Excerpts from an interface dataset
--- START ---

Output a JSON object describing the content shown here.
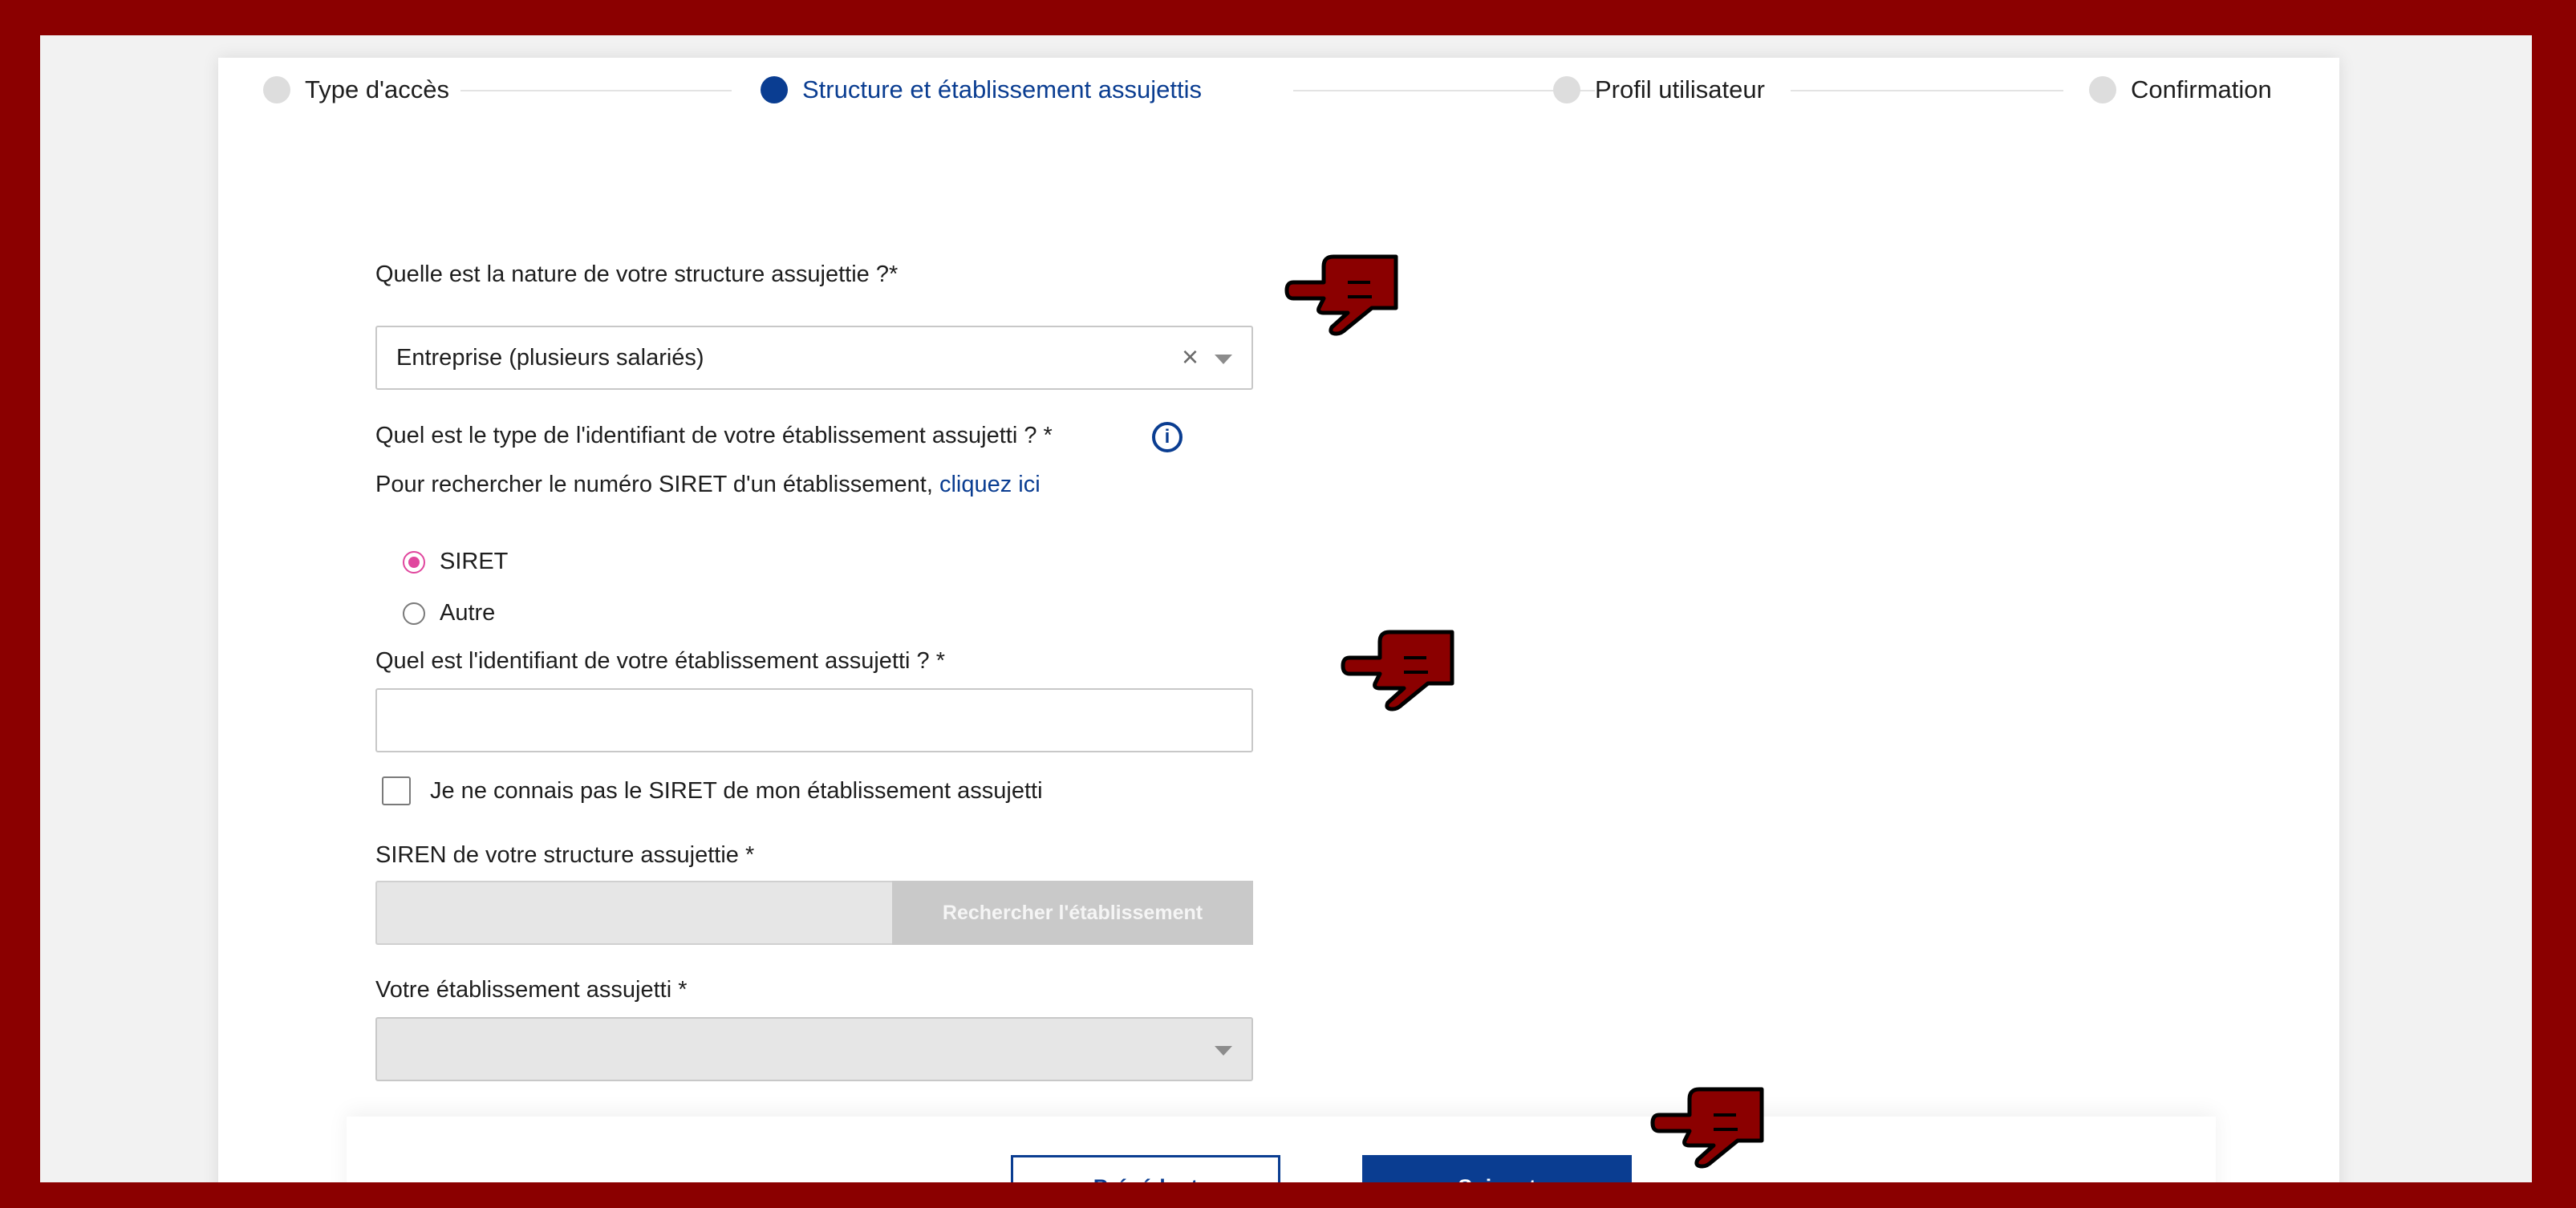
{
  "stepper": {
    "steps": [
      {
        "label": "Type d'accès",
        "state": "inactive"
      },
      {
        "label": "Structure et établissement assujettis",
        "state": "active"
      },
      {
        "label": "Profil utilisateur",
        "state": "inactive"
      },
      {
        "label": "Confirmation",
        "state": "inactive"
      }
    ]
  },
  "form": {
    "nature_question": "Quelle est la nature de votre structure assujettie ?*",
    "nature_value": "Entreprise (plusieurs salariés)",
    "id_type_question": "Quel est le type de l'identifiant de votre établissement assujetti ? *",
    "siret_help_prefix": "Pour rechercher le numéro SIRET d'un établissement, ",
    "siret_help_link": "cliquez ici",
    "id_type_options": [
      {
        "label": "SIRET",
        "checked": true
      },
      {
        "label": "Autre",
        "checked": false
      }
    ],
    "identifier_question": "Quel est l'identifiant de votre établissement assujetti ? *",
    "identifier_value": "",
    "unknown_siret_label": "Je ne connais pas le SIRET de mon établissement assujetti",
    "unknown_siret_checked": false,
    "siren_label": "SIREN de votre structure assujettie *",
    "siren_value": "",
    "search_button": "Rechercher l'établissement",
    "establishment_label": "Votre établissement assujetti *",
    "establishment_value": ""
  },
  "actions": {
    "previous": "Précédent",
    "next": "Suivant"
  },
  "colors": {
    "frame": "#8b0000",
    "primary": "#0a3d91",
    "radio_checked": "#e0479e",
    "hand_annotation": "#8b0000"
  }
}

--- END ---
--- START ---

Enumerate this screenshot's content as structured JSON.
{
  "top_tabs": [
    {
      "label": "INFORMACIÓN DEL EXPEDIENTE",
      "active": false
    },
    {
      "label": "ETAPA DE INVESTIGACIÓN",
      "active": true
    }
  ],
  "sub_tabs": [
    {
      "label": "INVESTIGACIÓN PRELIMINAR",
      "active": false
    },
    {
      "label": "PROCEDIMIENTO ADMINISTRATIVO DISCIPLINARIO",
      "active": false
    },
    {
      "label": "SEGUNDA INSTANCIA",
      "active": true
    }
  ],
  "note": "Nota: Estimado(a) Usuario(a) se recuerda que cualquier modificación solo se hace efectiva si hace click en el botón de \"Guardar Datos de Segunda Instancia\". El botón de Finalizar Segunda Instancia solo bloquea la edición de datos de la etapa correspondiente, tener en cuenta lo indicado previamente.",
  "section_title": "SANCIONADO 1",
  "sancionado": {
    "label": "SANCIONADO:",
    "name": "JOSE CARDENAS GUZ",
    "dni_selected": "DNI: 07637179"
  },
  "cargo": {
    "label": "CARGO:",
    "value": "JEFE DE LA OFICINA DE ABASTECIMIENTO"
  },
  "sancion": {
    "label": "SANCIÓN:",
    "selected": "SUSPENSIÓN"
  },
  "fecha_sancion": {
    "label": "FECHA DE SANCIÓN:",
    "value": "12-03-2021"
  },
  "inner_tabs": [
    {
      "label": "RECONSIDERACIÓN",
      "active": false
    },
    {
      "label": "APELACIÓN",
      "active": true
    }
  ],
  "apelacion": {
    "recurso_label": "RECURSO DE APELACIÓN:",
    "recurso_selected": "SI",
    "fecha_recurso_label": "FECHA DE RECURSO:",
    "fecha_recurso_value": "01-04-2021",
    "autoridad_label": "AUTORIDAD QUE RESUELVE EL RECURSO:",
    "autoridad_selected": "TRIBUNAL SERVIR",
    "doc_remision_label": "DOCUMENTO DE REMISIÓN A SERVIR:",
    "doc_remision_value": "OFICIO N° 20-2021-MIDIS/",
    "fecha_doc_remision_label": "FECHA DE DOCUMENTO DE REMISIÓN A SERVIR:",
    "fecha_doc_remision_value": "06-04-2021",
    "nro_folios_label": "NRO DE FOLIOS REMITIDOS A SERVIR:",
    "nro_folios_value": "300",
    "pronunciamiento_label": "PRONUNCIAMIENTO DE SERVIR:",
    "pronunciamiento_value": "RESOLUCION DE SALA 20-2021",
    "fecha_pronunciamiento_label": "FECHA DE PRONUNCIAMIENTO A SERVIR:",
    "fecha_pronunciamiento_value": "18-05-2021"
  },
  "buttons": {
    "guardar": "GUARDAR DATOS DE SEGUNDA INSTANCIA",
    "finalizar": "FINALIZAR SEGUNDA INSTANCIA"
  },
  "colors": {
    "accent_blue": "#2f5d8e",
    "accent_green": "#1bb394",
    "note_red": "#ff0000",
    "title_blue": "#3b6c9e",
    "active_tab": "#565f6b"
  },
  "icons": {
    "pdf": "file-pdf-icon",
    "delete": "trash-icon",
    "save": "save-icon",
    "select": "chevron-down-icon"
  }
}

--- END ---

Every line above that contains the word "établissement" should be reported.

        "label": "Structure et établissement assujettis",
    "id_type_question": "Quel est le type de l'identifiant de votre établissement assujetti ? *",
    "siret_help_prefix": "Pour rechercher le numéro SIRET d'un établissement, ",
    "identifier_question": "Quel est l'identifiant de votre établissement assujetti ? *",
    "unknown_siret_label": "Je ne connais pas le SIRET de mon établissement assujetti",
    "search_button": "Rechercher l'établissement",
    "establishment_label": "Votre établissement assujetti *",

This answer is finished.